September 4, 2017

Spiral Galaxy NGC 5559

Spiral Galaxy NGC 5559

Like firecrackers lighting up the sky on New Year’s Eve, the majestic spiral arms of NGC 5559 are alight with new stars being born. NGC 5559 is a spiral galaxy, with spiral arms filled with gas and dust sweeping out around the bright galactic bulge. These arms are a rich environment for star formation, dotted with a festive array of colours including the newborn stars glowing blue as a result of their immensely high temperatures.

NGC 5559 was discovered by astronomer William Herschel in 1785 and lies approximately 240 million light-years away in the northern constellation of Bo├Âtes (the herdsman)

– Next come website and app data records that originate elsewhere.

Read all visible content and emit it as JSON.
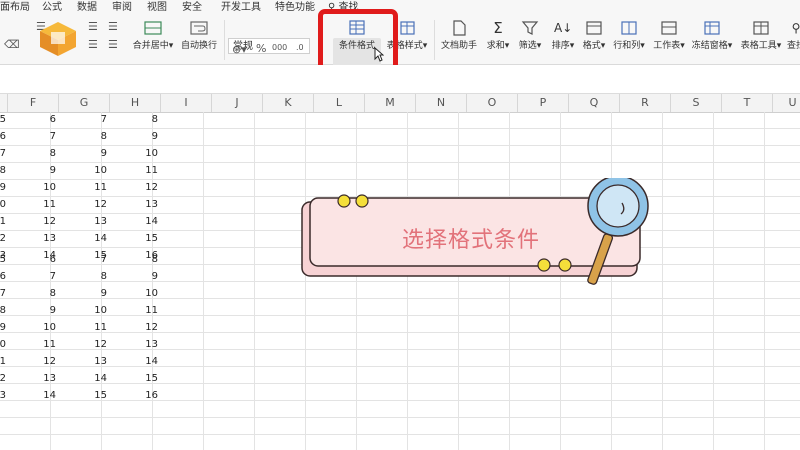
{
  "menu": [
    "面布局",
    "公式",
    "数据",
    "审阅",
    "视图",
    "安全",
    "开发工具",
    "特色功能",
    "查找"
  ],
  "toolbar": {
    "merge_center": "合并居中",
    "auto_wrap": "自动换行",
    "number_format": "常规",
    "percent": "%",
    "thousands": "000",
    "conditional_format": "条件格式",
    "table_style": "表格样式",
    "doc_assistant": "文档助手",
    "sum": "求和",
    "filter": "筛选",
    "sort": "排序",
    "format": "格式",
    "row_col": "行和列",
    "worksheet": "工作表",
    "freeze": "冻结窗格",
    "table_tools": "表格工具",
    "find": "查找"
  },
  "columns": [
    "F",
    "G",
    "H",
    "I",
    "J",
    "K",
    "L",
    "M",
    "N",
    "O",
    "P",
    "Q",
    "R",
    "S",
    "T"
  ],
  "rows_block1": [
    [
      "5",
      "6",
      "7",
      "8"
    ],
    [
      "6",
      "7",
      "8",
      "9"
    ],
    [
      "7",
      "8",
      "9",
      "10"
    ],
    [
      "8",
      "9",
      "10",
      "11"
    ],
    [
      "9",
      "10",
      "11",
      "12"
    ],
    [
      "0",
      "11",
      "12",
      "13"
    ],
    [
      "1",
      "12",
      "13",
      "14"
    ],
    [
      "2",
      "13",
      "14",
      "15"
    ],
    [
      "3",
      "14",
      "15",
      "16"
    ]
  ],
  "rows_block2": [
    [
      "5",
      "6",
      "7",
      "8"
    ],
    [
      "6",
      "7",
      "8",
      "9"
    ],
    [
      "7",
      "8",
      "9",
      "10"
    ],
    [
      "8",
      "9",
      "10",
      "11"
    ],
    [
      "9",
      "10",
      "11",
      "12"
    ],
    [
      "0",
      "11",
      "12",
      "13"
    ],
    [
      "1",
      "12",
      "13",
      "14"
    ],
    [
      "2",
      "13",
      "14",
      "15"
    ],
    [
      "3",
      "14",
      "15",
      "16"
    ]
  ],
  "banner": {
    "text": "选择格式条件",
    "text_color": "#e2727a",
    "fill": "#fbe4e4",
    "accent": "#f5df3a"
  },
  "highlight_color": "#e01b1b"
}
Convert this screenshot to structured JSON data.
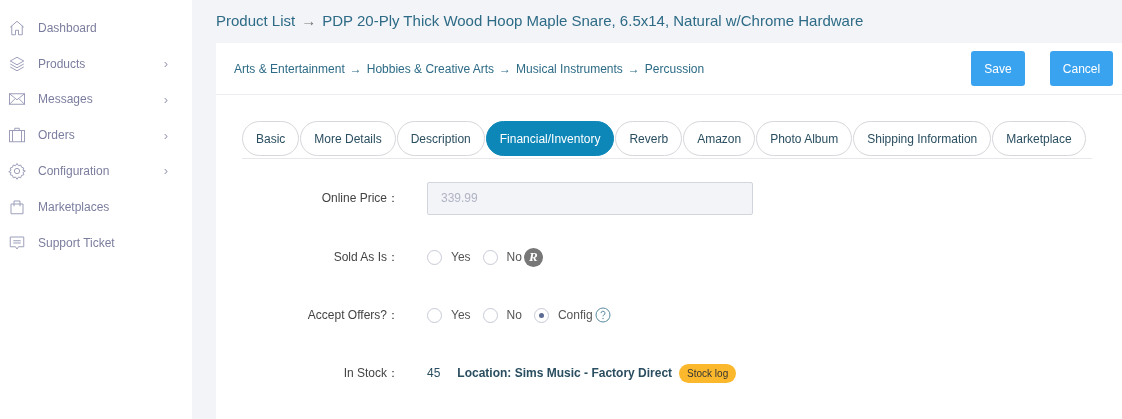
{
  "sidebar": {
    "items": [
      {
        "label": "Dashboard",
        "expandable": false
      },
      {
        "label": "Products",
        "expandable": true
      },
      {
        "label": "Messages",
        "expandable": true
      },
      {
        "label": "Orders",
        "expandable": true
      },
      {
        "label": "Configuration",
        "expandable": true
      },
      {
        "label": "Marketplaces",
        "expandable": false
      },
      {
        "label": "Support Ticket",
        "expandable": false
      }
    ],
    "chevron": "›"
  },
  "title": {
    "parts": [
      "Product List",
      "PDP 20-Ply Thick Wood Hoop Maple Snare, 6.5x14, Natural w/Chrome Hardware"
    ],
    "separator": "→"
  },
  "categories": {
    "parts": [
      "Arts & Entertainment",
      "Hobbies & Creative Arts",
      "Musical Instruments",
      "Percussion"
    ],
    "separator": "→"
  },
  "buttons": [
    "Save",
    "Cancel"
  ],
  "tabs": [
    {
      "label": "Basic",
      "selected": false
    },
    {
      "label": "More Details",
      "selected": false
    },
    {
      "label": "Description",
      "selected": false
    },
    {
      "label": "Financial/Inventory",
      "selected": true
    },
    {
      "label": "Reverb",
      "selected": false
    },
    {
      "label": "Amazon",
      "selected": false
    },
    {
      "label": "Photo Album",
      "selected": false
    },
    {
      "label": "Shipping Information",
      "selected": false
    },
    {
      "label": "Marketplace",
      "selected": false
    }
  ],
  "form": [
    {
      "kind": "input",
      "label": "Online Price：",
      "value": "339.99"
    },
    {
      "kind": "radio",
      "label": "Sold As Is：",
      "options": [
        {
          "label": "Yes",
          "selected": false
        },
        {
          "label": "No",
          "selected": false
        }
      ],
      "badge": "R"
    },
    {
      "kind": "radio",
      "label": "Accept Offers?：",
      "options": [
        {
          "label": "Yes",
          "selected": false
        },
        {
          "label": "No",
          "selected": false
        },
        {
          "label": "Config",
          "selected": true
        }
      ],
      "help": true
    },
    {
      "kind": "stock",
      "label": "In Stock：",
      "count": "45",
      "location": "Location: Sims Music - Factory Direct",
      "log": "Stock log"
    }
  ]
}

In 2001, a calcium-rich supernova called 2001co was observed in NGC 5559. Calcium-rich supernovae (Ca-rich SNe) are described as “fast-and-faint”, as they're less luminous than other types of supernovae and also evolve more rapidly, to reveal spectra dominated by strong calcium lines. 2001co occurred within the disc of NGC 5559 near star-forming regions, but Ca-rich SNe are often observed at large distances from the nearest galaxy, raising curious questions about their progenitors.

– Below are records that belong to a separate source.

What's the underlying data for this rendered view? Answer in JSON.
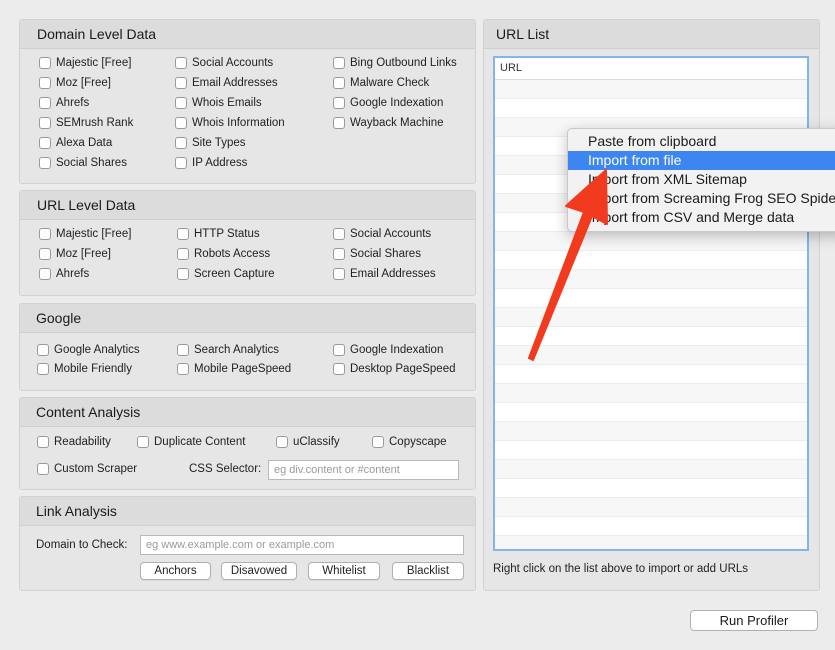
{
  "domain_panel": {
    "title": "Domain Level Data",
    "col1": [
      "Majestic [Free]",
      "Moz [Free]",
      "Ahrefs",
      "SEMrush Rank",
      "Alexa Data",
      "Social Shares"
    ],
    "col2": [
      "Social Accounts",
      "Email Addresses",
      "Whois Emails",
      "Whois Information",
      "Site Types",
      "IP Address"
    ],
    "col3": [
      "Bing Outbound Links",
      "Malware Check",
      "Google Indexation",
      "Wayback Machine"
    ]
  },
  "url_panel": {
    "title": "URL Level Data",
    "col1": [
      "Majestic [Free]",
      "Moz [Free]",
      "Ahrefs"
    ],
    "col2": [
      "HTTP Status",
      "Robots Access",
      "Screen Capture"
    ],
    "col3": [
      "Social Accounts",
      "Social Shares",
      "Email Addresses"
    ]
  },
  "google_panel": {
    "title": "Google",
    "col1": [
      "Google Analytics",
      "Mobile Friendly"
    ],
    "col2": [
      "Search Analytics",
      "Mobile PageSpeed"
    ],
    "col3": [
      "Google Indexation",
      "Desktop PageSpeed"
    ]
  },
  "content_panel": {
    "title": "Content Analysis",
    "row1": [
      "Readability",
      "Duplicate Content",
      "uClassify",
      "Copyscape"
    ],
    "custom_scraper": "Custom Scraper",
    "css_selector_label": "CSS Selector:",
    "css_selector_placeholder": "eg div.content or #content"
  },
  "link_panel": {
    "title": "Link Analysis",
    "domain_label": "Domain to Check:",
    "domain_placeholder": "eg www.example.com or example.com",
    "buttons": [
      "Anchors",
      "Disavowed",
      "Whitelist",
      "Blacklist"
    ]
  },
  "url_list": {
    "title": "URL List",
    "column_header": "URL",
    "note": "Right click on the list above to import or add URLs"
  },
  "context_menu": {
    "items": [
      "Paste from clipboard",
      "Import from file",
      "Import from XML Sitemap",
      "Import from Screaming Frog SEO Spider",
      "Import from CSV and Merge data"
    ],
    "active_index": 1
  },
  "annotation": {
    "color": "#f23a1f"
  },
  "run_button": "Run Profiler"
}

Image Credit: ESA/Hubble & NASA
Explanation from: https://www.spacetelescope.org/images/potw1736a/

No comments:

Add your comment